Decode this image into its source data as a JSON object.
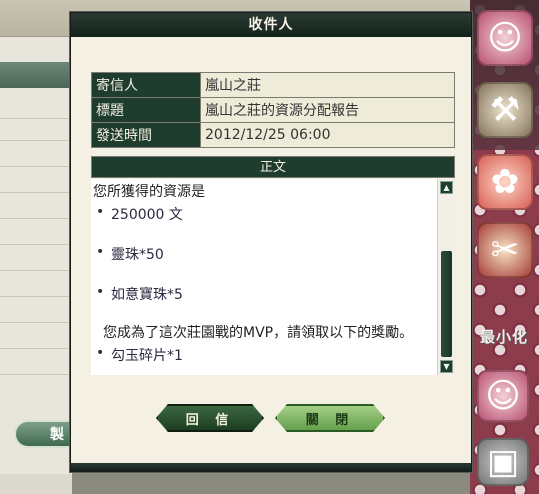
{
  "dialog": {
    "title": "收件人",
    "fields": [
      {
        "label": "寄信人",
        "value": "嵐山之莊"
      },
      {
        "label": "標題",
        "value": "嵐山之莊的資源分配報告"
      },
      {
        "label": "發送時間",
        "value": "2012/12/25 06:00"
      }
    ],
    "body_header": "正文",
    "body": {
      "intro": "您所獲得的資源是",
      "resources": [
        "250000 文",
        "靈珠*50",
        "如意寶珠*5"
      ],
      "mvp_line": "您成為了這次莊園戰的MVP，請領取以下的獎勵。",
      "rewards": [
        "勾玉碎片*1"
      ]
    },
    "buttons": {
      "reply": "回 信",
      "close": "關 閉"
    }
  },
  "background": {
    "left_button": "製",
    "minimize_label": "最小化"
  },
  "icons": {
    "side": [
      "character-portrait-icon",
      "hammer-icon",
      "gift-bag-icon",
      "crafting-icon",
      "character-portrait-icon",
      "chest-icon"
    ],
    "scroll_up": "arrow-up-icon",
    "scroll_down": "arrow-down-icon"
  },
  "colors": {
    "title_bar": "#1a2b22",
    "label_bg": "#1f3d2e",
    "dialog_bg": "#f4f1e4",
    "close_button": "#8cc46c",
    "reply_button": "#2f5a35"
  }
}
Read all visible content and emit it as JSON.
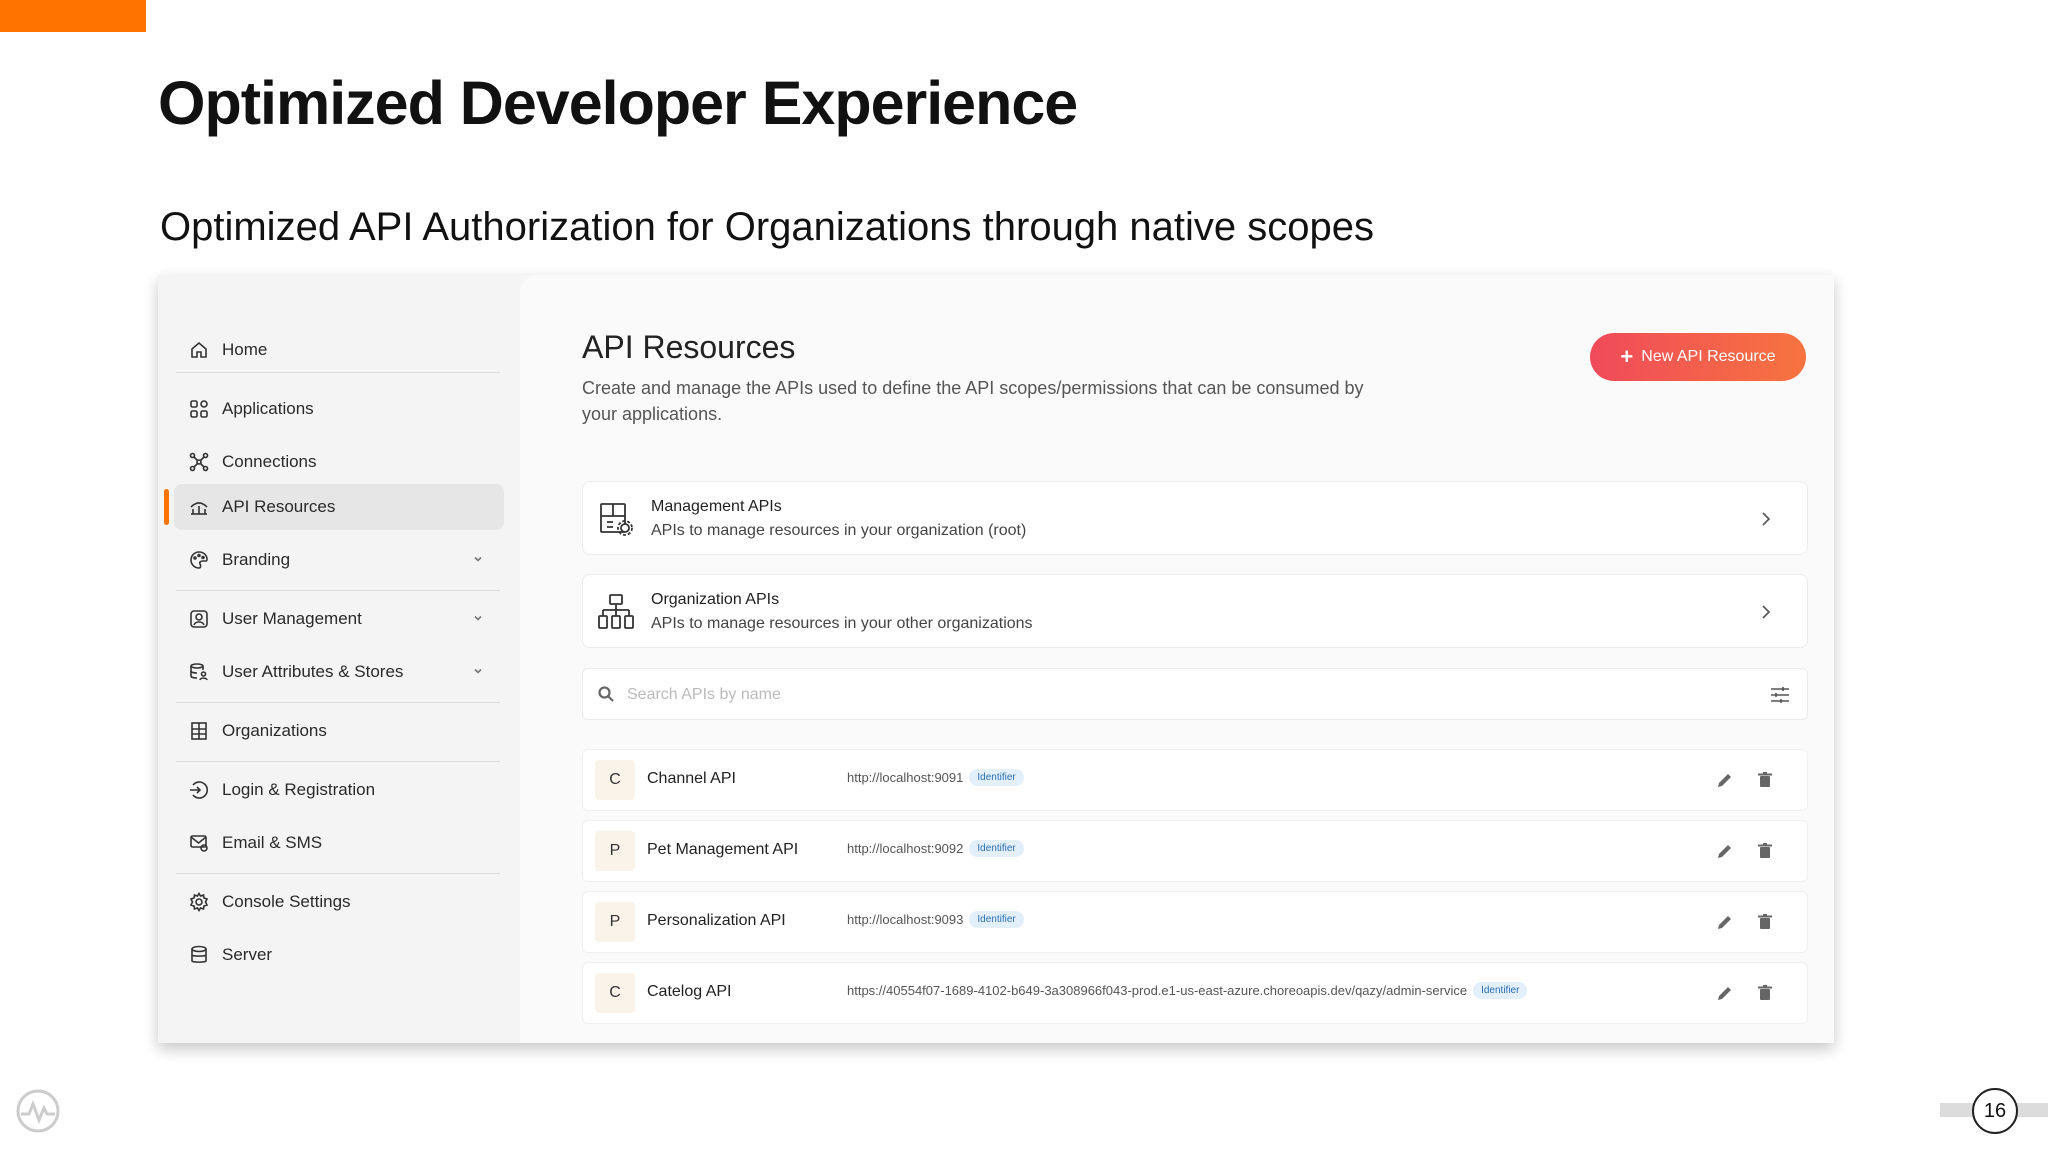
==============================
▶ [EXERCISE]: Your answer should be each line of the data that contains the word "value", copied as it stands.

▶ [FINAL ANSWER]:
        "value": "嵐山之莊"
        "value": "嵐山之莊的資源分配報告"
        "value": "2012/12/25 06:00"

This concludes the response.